THE INPUT:
============

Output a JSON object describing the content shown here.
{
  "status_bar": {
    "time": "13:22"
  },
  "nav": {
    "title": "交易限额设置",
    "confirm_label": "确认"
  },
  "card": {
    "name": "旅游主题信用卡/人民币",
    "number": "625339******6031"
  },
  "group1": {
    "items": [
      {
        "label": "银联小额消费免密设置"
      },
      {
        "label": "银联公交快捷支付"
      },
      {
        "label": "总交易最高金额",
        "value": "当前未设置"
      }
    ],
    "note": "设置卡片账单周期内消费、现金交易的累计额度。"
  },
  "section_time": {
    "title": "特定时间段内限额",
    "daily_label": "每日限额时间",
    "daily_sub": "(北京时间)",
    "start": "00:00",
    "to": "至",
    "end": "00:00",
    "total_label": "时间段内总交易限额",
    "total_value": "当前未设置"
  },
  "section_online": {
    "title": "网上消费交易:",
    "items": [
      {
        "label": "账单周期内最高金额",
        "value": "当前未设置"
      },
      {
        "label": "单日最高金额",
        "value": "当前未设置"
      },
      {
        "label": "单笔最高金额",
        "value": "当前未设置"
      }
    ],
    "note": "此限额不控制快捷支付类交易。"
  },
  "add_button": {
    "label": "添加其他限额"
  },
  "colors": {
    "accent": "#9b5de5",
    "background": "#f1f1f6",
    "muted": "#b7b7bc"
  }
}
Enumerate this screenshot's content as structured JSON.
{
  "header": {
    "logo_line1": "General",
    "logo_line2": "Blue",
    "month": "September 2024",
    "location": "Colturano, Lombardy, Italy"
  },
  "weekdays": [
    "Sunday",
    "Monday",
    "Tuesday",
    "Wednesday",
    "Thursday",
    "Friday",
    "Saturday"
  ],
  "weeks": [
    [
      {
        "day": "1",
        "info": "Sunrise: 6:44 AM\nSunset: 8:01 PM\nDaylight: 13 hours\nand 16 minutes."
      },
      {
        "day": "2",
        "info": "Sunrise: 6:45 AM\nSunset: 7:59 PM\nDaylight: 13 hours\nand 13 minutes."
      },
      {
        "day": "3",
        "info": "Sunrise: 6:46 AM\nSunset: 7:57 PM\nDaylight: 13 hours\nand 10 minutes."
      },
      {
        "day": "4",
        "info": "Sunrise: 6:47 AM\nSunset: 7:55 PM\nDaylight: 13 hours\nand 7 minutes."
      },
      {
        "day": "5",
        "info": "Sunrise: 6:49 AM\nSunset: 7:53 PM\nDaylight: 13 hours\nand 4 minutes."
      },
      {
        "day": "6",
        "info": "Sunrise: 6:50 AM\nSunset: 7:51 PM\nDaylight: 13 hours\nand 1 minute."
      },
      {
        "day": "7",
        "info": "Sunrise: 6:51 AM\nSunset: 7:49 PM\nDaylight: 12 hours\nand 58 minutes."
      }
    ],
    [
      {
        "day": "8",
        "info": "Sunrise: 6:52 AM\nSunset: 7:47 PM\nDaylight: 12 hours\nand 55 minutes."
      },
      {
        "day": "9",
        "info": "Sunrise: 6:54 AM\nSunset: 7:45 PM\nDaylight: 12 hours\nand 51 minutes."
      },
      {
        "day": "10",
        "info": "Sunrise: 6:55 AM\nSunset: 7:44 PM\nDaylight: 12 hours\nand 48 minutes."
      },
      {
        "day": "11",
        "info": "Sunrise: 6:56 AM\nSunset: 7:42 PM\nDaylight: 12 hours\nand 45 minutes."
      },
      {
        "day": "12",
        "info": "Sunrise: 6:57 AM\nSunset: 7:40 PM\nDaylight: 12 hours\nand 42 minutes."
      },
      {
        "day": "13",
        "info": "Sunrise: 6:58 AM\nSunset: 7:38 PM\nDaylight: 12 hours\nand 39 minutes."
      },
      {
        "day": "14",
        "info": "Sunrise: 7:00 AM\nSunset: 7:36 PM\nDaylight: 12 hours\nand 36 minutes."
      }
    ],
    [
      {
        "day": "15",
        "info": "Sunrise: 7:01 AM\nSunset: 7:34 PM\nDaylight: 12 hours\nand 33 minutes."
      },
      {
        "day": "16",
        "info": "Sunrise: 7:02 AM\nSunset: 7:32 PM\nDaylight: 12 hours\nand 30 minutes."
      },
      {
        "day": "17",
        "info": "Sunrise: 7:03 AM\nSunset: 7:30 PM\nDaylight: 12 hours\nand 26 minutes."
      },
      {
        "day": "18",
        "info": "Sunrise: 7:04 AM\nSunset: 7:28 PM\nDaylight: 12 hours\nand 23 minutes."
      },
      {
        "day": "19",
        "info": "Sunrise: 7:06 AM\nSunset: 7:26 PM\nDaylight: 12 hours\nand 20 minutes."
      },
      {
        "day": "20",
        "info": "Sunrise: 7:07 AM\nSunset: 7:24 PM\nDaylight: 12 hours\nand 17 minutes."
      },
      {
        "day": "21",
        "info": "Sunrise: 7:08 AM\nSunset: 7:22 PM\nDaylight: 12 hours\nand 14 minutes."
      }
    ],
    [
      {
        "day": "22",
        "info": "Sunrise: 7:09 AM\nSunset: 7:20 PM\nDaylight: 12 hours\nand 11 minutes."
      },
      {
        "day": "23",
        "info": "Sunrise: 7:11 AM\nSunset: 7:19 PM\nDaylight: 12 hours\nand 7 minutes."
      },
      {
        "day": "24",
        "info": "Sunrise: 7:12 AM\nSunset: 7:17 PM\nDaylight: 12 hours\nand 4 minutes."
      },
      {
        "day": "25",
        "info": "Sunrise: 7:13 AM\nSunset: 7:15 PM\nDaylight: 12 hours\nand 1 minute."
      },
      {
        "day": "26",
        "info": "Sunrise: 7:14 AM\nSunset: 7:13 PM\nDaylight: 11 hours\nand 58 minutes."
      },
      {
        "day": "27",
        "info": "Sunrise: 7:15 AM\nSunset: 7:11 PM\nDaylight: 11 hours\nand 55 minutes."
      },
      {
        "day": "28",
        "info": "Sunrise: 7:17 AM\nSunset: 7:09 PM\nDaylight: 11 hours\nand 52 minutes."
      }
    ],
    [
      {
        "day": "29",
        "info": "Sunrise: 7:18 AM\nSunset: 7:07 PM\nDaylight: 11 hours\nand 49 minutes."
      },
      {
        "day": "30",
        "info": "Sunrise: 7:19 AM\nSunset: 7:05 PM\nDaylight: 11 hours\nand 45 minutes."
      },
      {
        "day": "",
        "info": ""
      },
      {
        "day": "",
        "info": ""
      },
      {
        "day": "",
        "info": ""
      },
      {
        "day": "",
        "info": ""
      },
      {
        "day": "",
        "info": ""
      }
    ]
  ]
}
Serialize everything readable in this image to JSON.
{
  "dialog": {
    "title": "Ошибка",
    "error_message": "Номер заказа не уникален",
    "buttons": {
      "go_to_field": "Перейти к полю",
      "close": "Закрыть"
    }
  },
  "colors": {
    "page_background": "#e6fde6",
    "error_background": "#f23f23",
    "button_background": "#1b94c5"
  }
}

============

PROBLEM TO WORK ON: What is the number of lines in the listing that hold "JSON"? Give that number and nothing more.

RESULT OF THIS EXERCISE: 3